Dental services want to work harder in targeting vulnerable groups of society, permanent secretary of the health ministry Dr Christina Yiannaki said on Tuesday.
She said the department’s budget, which reached €4.3m last year, was being successfully utilised at 99 per cent, particularly in the past five years.
“This exactly, is a result of our efforts to upgrade services, renew equipment and import new technology,” she said.
One of the programmes the Dental Service offers is free examinations for all children in their first year of primary school. Parents are then informed if there are any problems that need to be checked by a dentist.
This has reaped positive results, the service said, with more children getting checked starting from 35.5 per cent in 2012 to 38.1 per cent in 2013, reaching 39.1 per cent in 2014.

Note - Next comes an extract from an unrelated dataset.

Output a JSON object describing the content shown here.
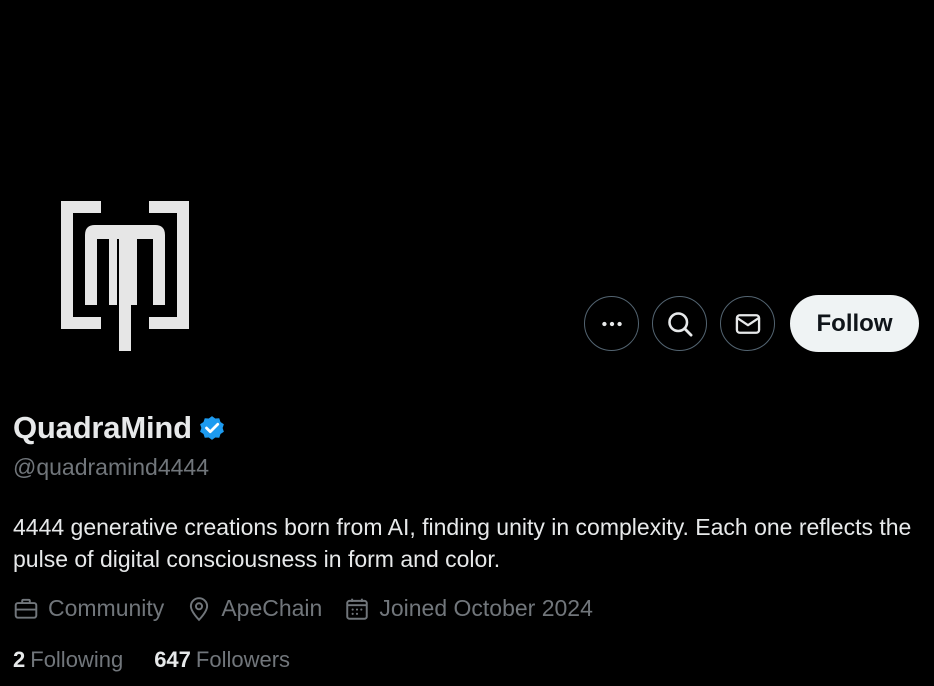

“The first dental check-up should be done no later than three-years-old,” and therefore the pilot programme for free check-ups in 15 pre-schools that started in 2012 – 2013 was expanded to 24 schools.
The plan is that gradually, all five-year-olds will be included in the programme.
In terms of collaborating with the private sector, students in the 6th grade of state primary schools– which as of the next academic year will include private schools too – get a check-up after parental consent by a government dentist and then receive a referral note to visit a dentist.
Oral health in all age groups of Cyprus is on a satisfactory level however there are differences between different social and economic groups as well as between locals and foreigners. “This demands that we take targeted measures to eliminate inequality,” Yiannaki said.
Dental Services have also began to cooperate with the Asylum Services since 2014, and through European subsidies started training staff to verify applicants’ age through the use of panoramic radiography.